Dataset rows describing interfaces ::
◇ ◇ ◇ ◇

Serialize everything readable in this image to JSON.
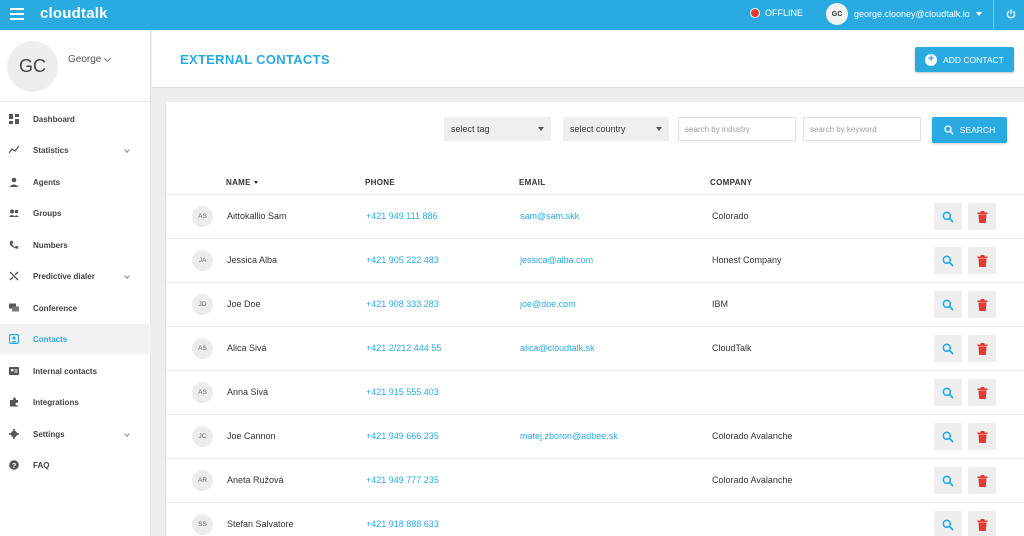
{
  "topbar": {
    "brand": "cloudtalk",
    "status": "OFFLINE",
    "user_initials": "GC",
    "user_email": "george.clooney@cloudtalk.io"
  },
  "sidebar": {
    "profile": {
      "initials": "GC",
      "name": "George"
    },
    "items": [
      {
        "label": "Dashboard",
        "icon": "dashboard-icon",
        "expandable": false,
        "active": false
      },
      {
        "label": "Statistics",
        "icon": "statistics-icon",
        "expandable": true,
        "active": false
      },
      {
        "label": "Agents",
        "icon": "agent-icon",
        "expandable": false,
        "active": false
      },
      {
        "label": "Groups",
        "icon": "groups-icon",
        "expandable": false,
        "active": false
      },
      {
        "label": "Numbers",
        "icon": "phone-icon",
        "expandable": false,
        "active": false
      },
      {
        "label": "Predictive dialer",
        "icon": "shuffle-icon",
        "expandable": true,
        "active": false
      },
      {
        "label": "Conference",
        "icon": "chat-icon",
        "expandable": false,
        "active": false
      },
      {
        "label": "Contacts",
        "icon": "contacts-icon",
        "expandable": false,
        "active": true
      },
      {
        "label": "Internal contacts",
        "icon": "contact-card-icon",
        "expandable": false,
        "active": false
      },
      {
        "label": "Integrations",
        "icon": "puzzle-icon",
        "expandable": false,
        "active": false
      },
      {
        "label": "Settings",
        "icon": "gear-icon",
        "expandable": true,
        "active": false
      },
      {
        "label": "FAQ",
        "icon": "help-icon",
        "expandable": false,
        "active": false
      }
    ]
  },
  "header": {
    "title": "EXTERNAL CONTACTS",
    "add_label": "ADD CONTACT"
  },
  "filters": {
    "tag": "select tag",
    "country": "select country",
    "industry_placeholder": "search by industry",
    "keyword_placeholder": "search by keyword",
    "search_label": "SEARCH"
  },
  "table": {
    "columns": {
      "name": "NAME",
      "phone": "PHONE",
      "email": "EMAIL",
      "company": "COMPANY"
    },
    "rows": [
      {
        "initials": "AS",
        "name": "Aittokallio Sam",
        "phone": "+421 949 111 886",
        "email": "sam@sam.skk",
        "company": "Colorado"
      },
      {
        "initials": "JA",
        "name": "Jessica Alba",
        "phone": "+421 905 222 483",
        "email": "jessica@alba.com",
        "company": "Honest Company"
      },
      {
        "initials": "JD",
        "name": "Joe Doe",
        "phone": "+421 908 333 283",
        "email": "joe@doe.com",
        "company": "IBM"
      },
      {
        "initials": "AS",
        "name": "Alica Sivá",
        "phone": "+421 2/212 444 55",
        "email": "alica@cloudtalk.sk",
        "company": "CloudTalk"
      },
      {
        "initials": "AS",
        "name": "Anna Sivá",
        "phone": "+421 915 555 403",
        "email": "",
        "company": ""
      },
      {
        "initials": "JC",
        "name": "Joe Cannon",
        "phone": "+421 949 666 235",
        "email": "matej.zboron@adbee.sk",
        "company": "Colorado Avalanche"
      },
      {
        "initials": "AR",
        "name": "Aneta Ružová",
        "phone": "+421 949 777 235",
        "email": "",
        "company": "Colorado Avalanche"
      },
      {
        "initials": "SS",
        "name": "Stefan Salvatore",
        "phone": "+421 918 888 633",
        "email": "",
        "company": ""
      }
    ]
  },
  "colors": {
    "accent": "#29abe2",
    "danger": "#e53935",
    "offline": "#e53935"
  }
}
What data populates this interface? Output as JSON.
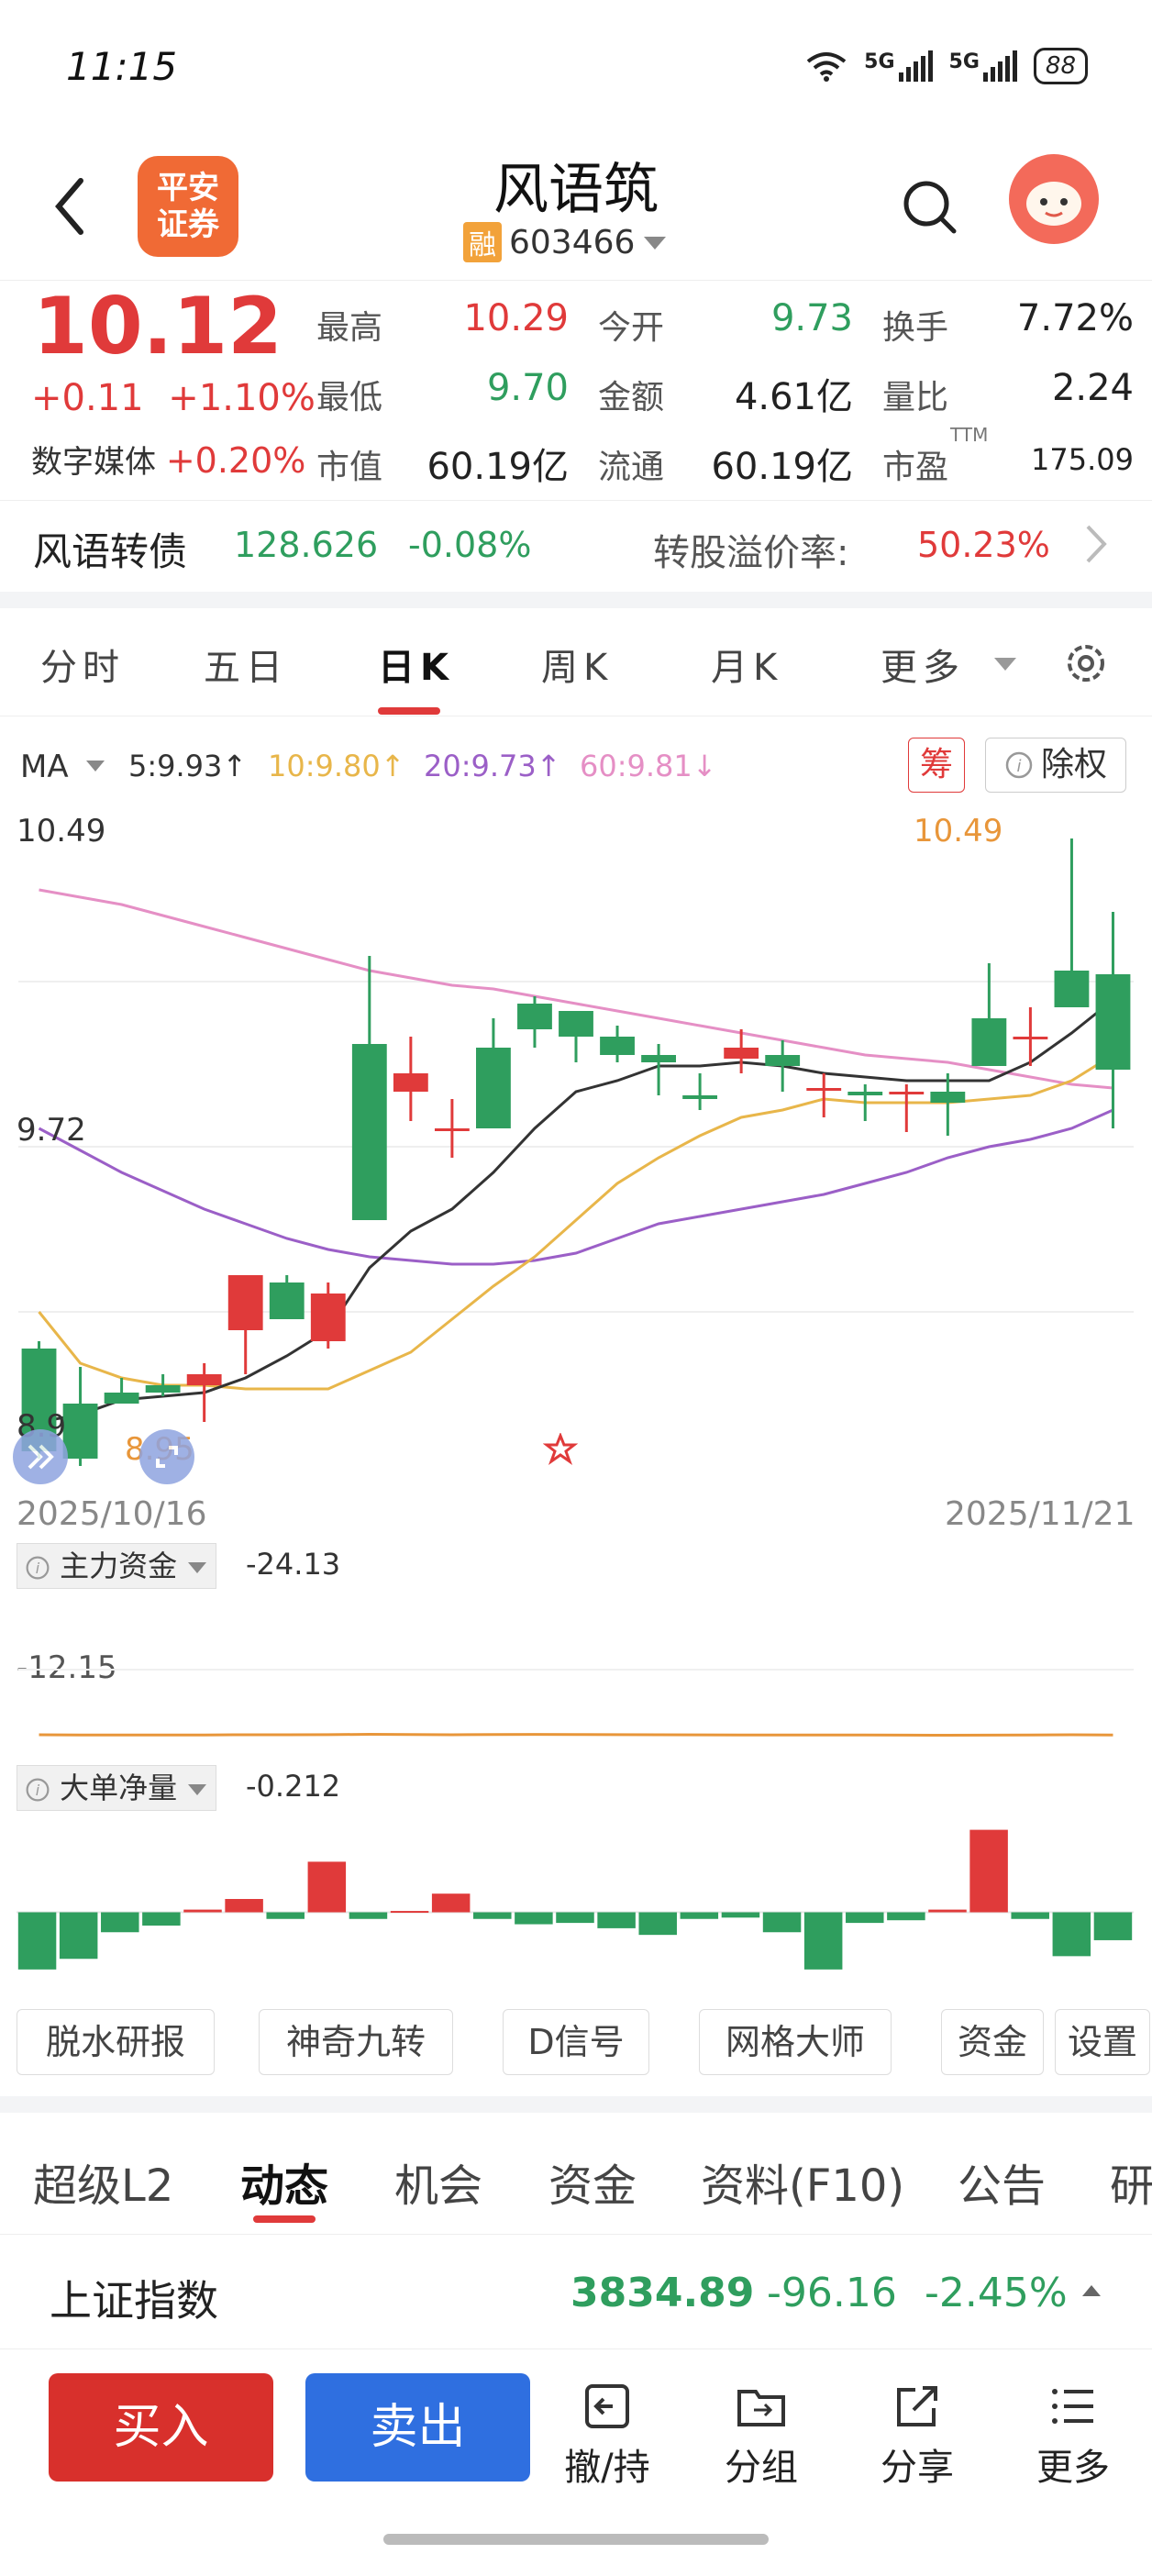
{
  "status": {
    "time": "11:15",
    "net1": "5G",
    "net2": "5G",
    "battery": "88"
  },
  "header": {
    "broker_logo": "平安\n证券",
    "stock_name": "风语筑",
    "margin_tag": "融",
    "stock_code": "603466",
    "icons": [
      "back-icon",
      "search-icon",
      "avatar-icon",
      "dropdown-icon"
    ]
  },
  "quote": {
    "price": "10.12",
    "change": "+0.11",
    "change_pct": "+1.10%",
    "sector_label": "数字媒体",
    "sector_pct": "+0.20%",
    "fields": {
      "high_label": "最高",
      "high": "10.29",
      "low_label": "最低",
      "low": "9.70",
      "mktcap_label": "市值",
      "mktcap": "60.19亿",
      "open_label": "今开",
      "open": "9.73",
      "amount_label": "金额",
      "amount": "4.61亿",
      "float_label": "流通",
      "float": "60.19亿",
      "turnover_label": "换手",
      "turnover": "7.72%",
      "volratio_label": "量比",
      "volratio": "2.24",
      "pe_label": "市盈",
      "pe_sup": "TTM",
      "pe": "175.09"
    }
  },
  "bond": {
    "name": "风语转债",
    "price": "128.626",
    "pct": "-0.08%",
    "premium_label": "转股溢价率:",
    "premium": "50.23%"
  },
  "chart_tabs": [
    "分时",
    "五日",
    "日K",
    "周K",
    "月K",
    "更多"
  ],
  "ma": {
    "label": "MA",
    "ma5": "5:9.93↑",
    "ma10": "10:9.80↑",
    "ma20": "20:9.73↑",
    "ma60": "60:9.81↓",
    "chip_btn": "筹",
    "adjust_btn": "除权",
    "colors": {
      "ma5": "#333333",
      "ma10": "#e8b64a",
      "ma20": "#9b5fc7",
      "ma60": "#e58fc5",
      "up": "#e03a3a",
      "down": "#2f9e5e"
    }
  },
  "price_axis": {
    "high_label": "10.49",
    "mid_label": "9.72",
    "low_label": "8.9",
    "max_marker": "10.49",
    "min_marker": "8.95"
  },
  "date_axis": {
    "start": "2025/10/16",
    "end": "2025/11/21"
  },
  "chart_data": [
    {
      "type": "candlestick",
      "title": "",
      "x": [
        "2025/10/16",
        "",
        "",
        "",
        "",
        "",
        "",
        "",
        "",
        "",
        "",
        "",
        "",
        "",
        "",
        "",
        "",
        "",
        "",
        "",
        "",
        "",
        "",
        "",
        "",
        "",
        "2025/11/21"
      ],
      "ohlc": [
        [
          9.1,
          9.12,
          8.8,
          8.82
        ],
        [
          8.95,
          9.05,
          8.78,
          8.8
        ],
        [
          8.98,
          9.02,
          8.95,
          8.95
        ],
        [
          9.0,
          9.03,
          8.97,
          8.98
        ],
        [
          9.0,
          9.06,
          8.9,
          9.03
        ],
        [
          9.15,
          9.22,
          9.03,
          9.3
        ],
        [
          9.28,
          9.3,
          9.2,
          9.18
        ],
        [
          9.12,
          9.28,
          9.1,
          9.25
        ],
        [
          9.93,
          10.17,
          9.6,
          9.45
        ],
        [
          9.8,
          9.95,
          9.72,
          9.85
        ],
        [
          9.7,
          9.78,
          9.62,
          9.7
        ],
        [
          9.92,
          10.0,
          9.82,
          9.7
        ],
        [
          10.04,
          10.06,
          9.92,
          9.97
        ],
        [
          10.02,
          10.02,
          9.88,
          9.95
        ],
        [
          9.95,
          9.98,
          9.88,
          9.9
        ],
        [
          9.9,
          9.93,
          9.79,
          9.88
        ],
        [
          9.79,
          9.85,
          9.75,
          9.78
        ],
        [
          9.89,
          9.97,
          9.85,
          9.92
        ],
        [
          9.9,
          9.94,
          9.8,
          9.87
        ],
        [
          9.81,
          9.85,
          9.73,
          9.81
        ],
        [
          9.8,
          9.82,
          9.72,
          9.79
        ],
        [
          9.8,
          9.82,
          9.69,
          9.8
        ],
        [
          9.8,
          9.85,
          9.68,
          9.77
        ],
        [
          10.0,
          10.15,
          9.87,
          9.87
        ],
        [
          9.95,
          10.03,
          9.87,
          9.95
        ],
        [
          10.13,
          10.49,
          10.04,
          10.03
        ],
        [
          10.12,
          10.29,
          9.7,
          9.86
        ]
      ],
      "ma5": [
        8.9,
        8.92,
        8.96,
        8.97,
        8.98,
        9.02,
        9.08,
        9.15,
        9.32,
        9.42,
        9.48,
        9.58,
        9.7,
        9.8,
        9.83,
        9.87,
        9.87,
        9.88,
        9.87,
        9.85,
        9.84,
        9.83,
        9.83,
        9.83,
        9.88,
        9.96,
        10.05
      ],
      "ma10": [
        9.2,
        9.06,
        9.02,
        9.0,
        9.0,
        8.99,
        8.99,
        8.99,
        9.04,
        9.09,
        9.18,
        9.27,
        9.35,
        9.45,
        9.55,
        9.62,
        9.68,
        9.73,
        9.75,
        9.78,
        9.77,
        9.77,
        9.77,
        9.78,
        9.79,
        9.83,
        9.9
      ],
      "ma20": [
        9.7,
        9.64,
        9.58,
        9.53,
        9.48,
        9.44,
        9.4,
        9.37,
        9.35,
        9.34,
        9.33,
        9.33,
        9.34,
        9.36,
        9.4,
        9.44,
        9.46,
        9.48,
        9.5,
        9.52,
        9.55,
        9.58,
        9.62,
        9.65,
        9.67,
        9.7,
        9.75
      ],
      "ma60": [
        10.35,
        10.33,
        10.31,
        10.28,
        10.25,
        10.22,
        10.19,
        10.16,
        10.13,
        10.11,
        10.09,
        10.08,
        10.06,
        10.04,
        10.02,
        10.0,
        9.98,
        9.96,
        9.94,
        9.92,
        9.9,
        9.89,
        9.88,
        9.86,
        9.84,
        9.82,
        9.81
      ],
      "ylim": [
        8.75,
        10.55
      ]
    },
    {
      "type": "line",
      "name": "主力资金",
      "value_label": "-24.13",
      "axis_label": "-12.15",
      "values": [
        -24.1,
        -24.12,
        -24.13,
        -24.13,
        -24.12,
        -24.1,
        -24.1,
        -24.09,
        -24.05,
        -24.08,
        -24.1,
        -24.08,
        -24.06,
        -24.07,
        -24.09,
        -24.1,
        -24.11,
        -24.12,
        -24.12,
        -24.13,
        -24.13,
        -24.14,
        -24.15,
        -24.14,
        -24.12,
        -24.1,
        -24.13
      ],
      "ylim": [
        -26,
        -10
      ]
    },
    {
      "type": "bar",
      "name": "大单净量",
      "value_label": "-0.212",
      "values": [
        -0.43,
        -0.35,
        -0.15,
        -0.1,
        0.02,
        0.1,
        -0.05,
        0.38,
        -0.05,
        0.01,
        0.14,
        -0.05,
        -0.09,
        -0.08,
        -0.12,
        -0.17,
        -0.05,
        -0.04,
        -0.15,
        -0.43,
        -0.08,
        -0.06,
        0.02,
        0.62,
        -0.05,
        -0.33,
        -0.21
      ],
      "ylim": [
        -0.5,
        0.7
      ]
    }
  ],
  "tools": [
    "脱水研报",
    "神奇九转",
    "D信号",
    "网格大师",
    "资金",
    "设置"
  ],
  "info_tabs": [
    "超级L2",
    "动态",
    "机会",
    "资金",
    "资料(F10)",
    "公告",
    "研"
  ],
  "index": {
    "name": "上证指数",
    "value": "3834.89",
    "change": "-96.16",
    "pct": "-2.45%"
  },
  "bottom": {
    "buy": "买入",
    "sell": "卖出",
    "revoke": "撤/持",
    "group": "分组",
    "share": "分享",
    "more": "更多"
  }
}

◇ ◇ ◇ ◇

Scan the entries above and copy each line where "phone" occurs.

Solution for this problem ::
        "icon": "phone-icon",
      "phone": "PHONE",
        "phone": "+421 949 111 886",
        "phone": "+421 905 222 483",
        "phone": "+421 908 333 283",
        "phone": "+421 2/212 444 55",
        "phone": "+421 915 555 403",
        "phone": "+421 949 666 235",
        "phone": "+421 949 777 235",
        "phone": "+421 918 888 633",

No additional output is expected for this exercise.